Indeed, creating a destination for both dining and gaming is central to Southland’s expansion. “We have so many possibilities with the new area. New bars, new restaurants. We want to enhance our guests’ experience,” says Natalie Carlson, marketing manager of Southland Casino Racing.
Marling highlights The Kitchen, the buffet concept that will open in Southland’s new expansion. Unlike most casino buffets with hot wells, 80 percent of the food preparation and cooking will take place on the line in front of the guests. Not only does it give Marling’s staff the ability to cook fresher and better dishes, but it allows the guests to customize their order. Ignite Steakhouse features a glass-enclosed kitchen, also allowing Southland’s diners to see food preparation taking place. The Fry House will feature locally sourced catfish and house-cut fries.
Chef Marling has a goal of 100 percent utilization of the hogs he sources from Home Place Pastures. “We were working towards it pre-Covid, and now we’re getting back to it,” he says. Complete utilization of the animal includes curing and smoking hams onsite, featuring regional dishes like pigs’ feet in The Kitchen, and creating the sausage used on pizzas.
He’s sourcing chicken for his dishes from Marmilu Farms out of Gibson County, mushrooms from Memphis’s Bluff City Fungi, and baked goods from Sugar Avenue Bakery in Memphis. Fried pie will be fried on the line in front of guests and crafted in conjunction with La Baguette bakery in Memphis. These relationships allow local providers to influence his menu in both Ignite and The Kitchen.
“As a local farmer, you think that big casinos won’t have the ability to deal with people like us,” says Bartlett.
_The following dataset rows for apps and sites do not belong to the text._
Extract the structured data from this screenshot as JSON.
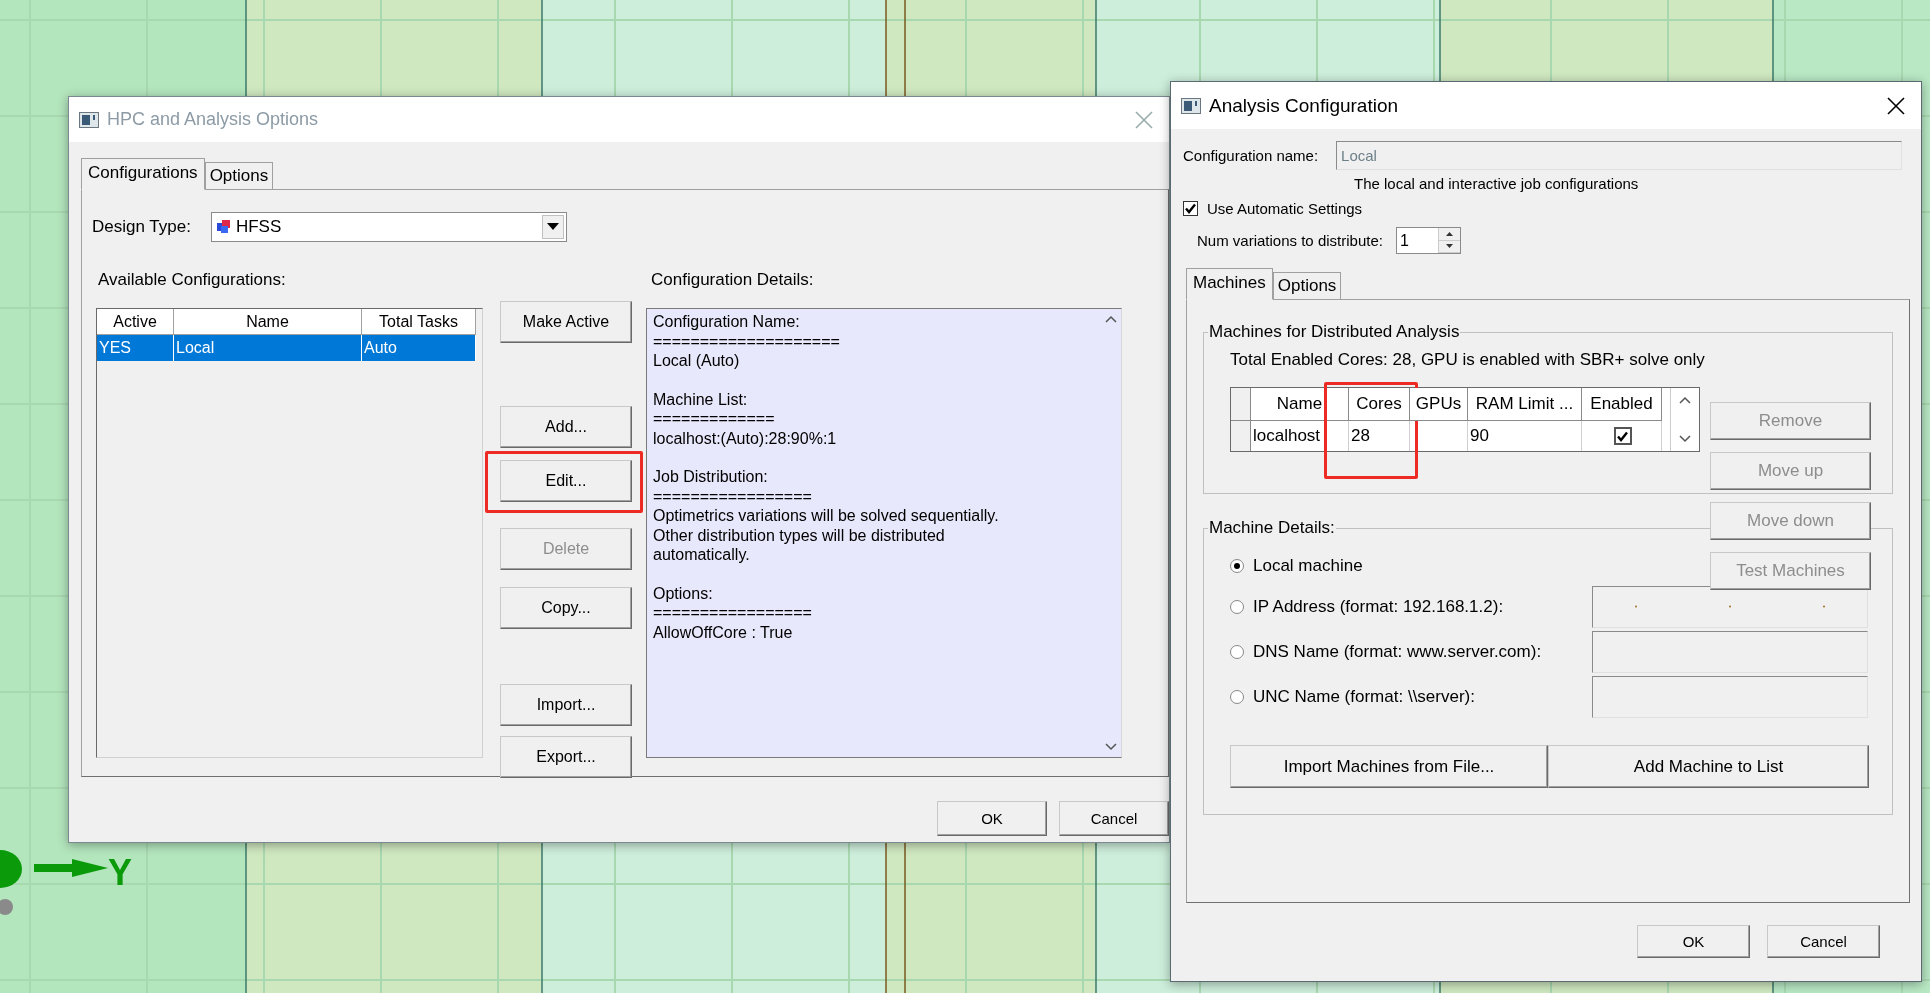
{
  "viewport": {
    "axis_label": "Y"
  },
  "hpc_dialog": {
    "title": "HPC and Analysis Options",
    "tabs": [
      {
        "label": "Configurations",
        "selected": true
      },
      {
        "label": "Options",
        "selected": false
      }
    ],
    "design_type": {
      "label": "Design Type:",
      "value": "HFSS"
    },
    "available_label": "Available Configurations:",
    "columns": [
      "Active",
      "Name",
      "Total Tasks"
    ],
    "rows": [
      {
        "cells": [
          "YES",
          "Local",
          "Auto"
        ],
        "selected": true
      }
    ],
    "buttons": [
      {
        "label": "Make Active",
        "disabled": false,
        "highlighted": false
      },
      {
        "label": "Add...",
        "disabled": false,
        "highlighted": false
      },
      {
        "label": "Edit...",
        "disabled": false,
        "highlighted": true
      },
      {
        "label": "Delete",
        "disabled": true,
        "highlighted": false
      },
      {
        "label": "Copy...",
        "disabled": false,
        "highlighted": false
      },
      {
        "label": "Import...",
        "disabled": false,
        "highlighted": false
      },
      {
        "label": "Export...",
        "disabled": false,
        "highlighted": false
      }
    ],
    "details_label": "Configuration Details:",
    "details": [
      {
        "lines": [
          "Configuration Name:",
          "====================",
          "Local (Auto)"
        ]
      },
      {
        "lines": [
          "Machine List:",
          "=============",
          "localhost:(Auto):28:90%:1"
        ]
      },
      {
        "lines": [
          "Job Distribution:",
          "=================",
          "Optimetrics variations will be solved sequentially.",
          "Other distribution types will be distributed",
          "automatically."
        ]
      },
      {
        "lines": [
          "Options:",
          "=================",
          "AllowOffCore : True"
        ]
      }
    ],
    "footer_buttons": [
      "OK",
      "Cancel"
    ]
  },
  "analysis_dialog": {
    "title": "Analysis Configuration",
    "config_name": {
      "label": "Configuration name:",
      "value": "Local"
    },
    "description": "The local and interactive job configurations",
    "use_automatic": {
      "label": "Use Automatic Settings",
      "checked": true
    },
    "num_variations": {
      "label": "Num variations to distribute:",
      "value": "1"
    },
    "tabs": [
      {
        "label": "Machines",
        "selected": true
      },
      {
        "label": "Options",
        "selected": false
      }
    ],
    "machines_group": {
      "title": "Machines for Distributed Analysis",
      "summary": "Total Enabled Cores: 28, GPU is enabled with SBR+ solve only",
      "columns": [
        {
          "label": "Name",
          "highlighted": false
        },
        {
          "label": "Cores",
          "highlighted": true
        },
        {
          "label": "GPUs",
          "highlighted": false
        },
        {
          "label": "RAM Limit ...",
          "highlighted": false
        },
        {
          "label": "Enabled",
          "highlighted": false
        }
      ],
      "rows": [
        {
          "name": "localhost",
          "cores": "28",
          "ram": "90",
          "enabled": true
        }
      ]
    },
    "side_buttons": [
      {
        "label": "Remove",
        "disabled": true
      },
      {
        "label": "Move up",
        "disabled": true
      },
      {
        "label": "Move down",
        "disabled": true
      },
      {
        "label": "Test Machines",
        "disabled": true
      }
    ],
    "details_group": {
      "title": "Machine Details:",
      "options": [
        {
          "label": "Local machine",
          "selected": true,
          "kind": "plain"
        },
        {
          "label": "IP Address (format: 192.168.1.2):",
          "selected": false,
          "kind": "ip"
        },
        {
          "label": "DNS Name (format: www.server.com):",
          "selected": false,
          "kind": "text"
        },
        {
          "label": "UNC Name (format: \\\\server):",
          "selected": false,
          "kind": "text"
        }
      ],
      "buttons": [
        "Import Machines from File...",
        "Add Machine to List"
      ]
    },
    "footer_buttons": [
      "OK",
      "Cancel"
    ]
  }
}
Both he and Marling hope this new approach to casino cuisine will be a movement towards locally sourced ingredients for the Mid-South’s big institutions, like hospitals, colleges, and even high schools.
Southland’s dedication and commitment to the local community and economy do not end with food. “We’re invested in our local community,” Carlson says, noting Southland’s pledge to continue to donate food to the Mid-South Food Bank and a desire to bring additional jobs to the West Memphis area.
As Southland morphs itself into a national destination, casino enthusiasts might be lured by the flashy new hotel or the light show planned for installation. But it’s the partnerships within that make Southland a standout destination. By forging vital relationships with local farms and food suppliers, Southland has gained flexibility to change the menu as needed, offer seasonal dishes, and give back to the region they call home.
Marling and Bartlett are partnering in the hospitality industry for the love of food, a desire for sustainability, and the promise of delivering an upscale dining experience to guests.
“It would be easier for Josh to call a big supplier,” Bartlett says. “But his energy and enthusiasm make this work.”
Southland’s new restaurant concepts, including Ignite Steakhouse, The Kitchen, and The Fry House, open in April 2022, with the hotel opening in phases through the summer of 2022.
Southland Casino Racing
1550 North Ingram Boulevard, West Memphis, Arkansas
Meghan Stuthard moved to Memphis from Nashville in 2005 and never looked back. She’s an HR professional by day and a lover of all things Memphis food and drink by night. @meghanshelby
Whitten Sabbatini received his MFA from Columbia College Chicago. His work has been exhibited both nationally and internationally, including recent shows at the Museum of Contemporary Photography and the Ogden Museum of Southern Art. @whittensabbatini